**TASK REQUIREMENTS:** Find the word "Totale" in the material below and gather every line that contains it.

----------------

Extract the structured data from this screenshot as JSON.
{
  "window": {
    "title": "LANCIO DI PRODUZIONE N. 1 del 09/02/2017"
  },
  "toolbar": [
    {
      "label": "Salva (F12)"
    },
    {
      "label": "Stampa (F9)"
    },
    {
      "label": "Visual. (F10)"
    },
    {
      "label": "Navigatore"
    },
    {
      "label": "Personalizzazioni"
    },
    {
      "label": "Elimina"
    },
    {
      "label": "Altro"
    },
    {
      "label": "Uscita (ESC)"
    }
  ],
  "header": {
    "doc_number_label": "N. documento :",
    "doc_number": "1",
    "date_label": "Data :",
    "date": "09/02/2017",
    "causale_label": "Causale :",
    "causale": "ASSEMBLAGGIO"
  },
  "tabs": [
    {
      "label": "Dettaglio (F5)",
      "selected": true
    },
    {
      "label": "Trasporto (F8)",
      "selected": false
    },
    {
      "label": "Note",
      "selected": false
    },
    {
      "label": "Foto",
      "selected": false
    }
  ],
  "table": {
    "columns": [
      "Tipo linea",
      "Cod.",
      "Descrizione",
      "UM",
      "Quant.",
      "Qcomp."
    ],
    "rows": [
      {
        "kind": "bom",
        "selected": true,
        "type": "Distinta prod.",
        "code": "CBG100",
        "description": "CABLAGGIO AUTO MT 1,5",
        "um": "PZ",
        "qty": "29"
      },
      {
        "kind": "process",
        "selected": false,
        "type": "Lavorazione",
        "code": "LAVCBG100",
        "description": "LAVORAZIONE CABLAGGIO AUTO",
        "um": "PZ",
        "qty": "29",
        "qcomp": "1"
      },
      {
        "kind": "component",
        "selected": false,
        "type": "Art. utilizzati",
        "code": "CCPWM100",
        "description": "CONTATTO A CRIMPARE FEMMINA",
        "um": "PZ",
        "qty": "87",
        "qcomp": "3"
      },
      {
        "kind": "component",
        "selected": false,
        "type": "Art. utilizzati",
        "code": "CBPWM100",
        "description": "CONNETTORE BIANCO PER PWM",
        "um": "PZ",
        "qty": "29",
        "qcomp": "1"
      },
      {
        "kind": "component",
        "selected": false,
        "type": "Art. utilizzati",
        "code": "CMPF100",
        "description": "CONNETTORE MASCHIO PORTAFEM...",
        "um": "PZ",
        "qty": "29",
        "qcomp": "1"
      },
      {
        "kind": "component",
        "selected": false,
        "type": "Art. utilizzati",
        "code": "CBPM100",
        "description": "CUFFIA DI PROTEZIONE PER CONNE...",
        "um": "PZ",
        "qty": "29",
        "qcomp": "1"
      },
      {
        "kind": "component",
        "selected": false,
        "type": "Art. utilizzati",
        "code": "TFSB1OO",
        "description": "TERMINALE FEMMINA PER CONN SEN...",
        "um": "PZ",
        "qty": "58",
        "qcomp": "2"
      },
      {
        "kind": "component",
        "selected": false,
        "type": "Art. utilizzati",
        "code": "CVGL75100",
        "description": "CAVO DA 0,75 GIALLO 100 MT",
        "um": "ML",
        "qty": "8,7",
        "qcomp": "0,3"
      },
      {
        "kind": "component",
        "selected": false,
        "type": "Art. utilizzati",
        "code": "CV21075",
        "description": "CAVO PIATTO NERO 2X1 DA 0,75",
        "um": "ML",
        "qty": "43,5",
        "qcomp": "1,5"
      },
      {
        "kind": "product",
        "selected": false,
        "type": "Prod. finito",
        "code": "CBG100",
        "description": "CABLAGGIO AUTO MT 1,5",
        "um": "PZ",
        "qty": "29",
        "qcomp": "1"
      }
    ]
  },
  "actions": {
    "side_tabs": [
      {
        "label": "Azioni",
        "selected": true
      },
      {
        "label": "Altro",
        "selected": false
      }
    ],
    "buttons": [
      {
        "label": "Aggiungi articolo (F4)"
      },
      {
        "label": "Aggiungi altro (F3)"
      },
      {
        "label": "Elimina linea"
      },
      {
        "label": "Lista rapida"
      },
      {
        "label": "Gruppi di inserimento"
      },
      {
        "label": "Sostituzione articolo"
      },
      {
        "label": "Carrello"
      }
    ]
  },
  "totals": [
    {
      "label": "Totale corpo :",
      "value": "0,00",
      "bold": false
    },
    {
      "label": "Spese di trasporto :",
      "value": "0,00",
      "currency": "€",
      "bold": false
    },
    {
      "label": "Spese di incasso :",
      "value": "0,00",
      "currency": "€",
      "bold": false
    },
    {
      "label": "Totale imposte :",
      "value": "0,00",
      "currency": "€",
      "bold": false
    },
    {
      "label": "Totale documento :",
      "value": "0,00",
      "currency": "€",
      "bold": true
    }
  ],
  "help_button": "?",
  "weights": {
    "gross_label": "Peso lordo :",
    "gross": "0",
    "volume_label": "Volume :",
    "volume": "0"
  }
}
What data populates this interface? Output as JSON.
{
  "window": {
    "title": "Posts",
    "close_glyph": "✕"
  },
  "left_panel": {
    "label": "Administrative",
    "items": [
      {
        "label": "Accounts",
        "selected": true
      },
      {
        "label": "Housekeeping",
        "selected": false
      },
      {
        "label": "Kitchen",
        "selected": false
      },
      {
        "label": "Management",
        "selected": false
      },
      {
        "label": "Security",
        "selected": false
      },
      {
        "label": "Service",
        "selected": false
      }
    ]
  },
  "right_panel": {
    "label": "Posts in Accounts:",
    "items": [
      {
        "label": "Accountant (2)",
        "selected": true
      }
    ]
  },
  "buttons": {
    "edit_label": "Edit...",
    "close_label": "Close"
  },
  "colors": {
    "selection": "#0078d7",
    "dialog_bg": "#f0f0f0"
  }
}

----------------

**ANSWER FOR THE TASK:**
      "label": "Totale corpo :",
      "label": "Totale imposte :",
      "label": "Totale documento :",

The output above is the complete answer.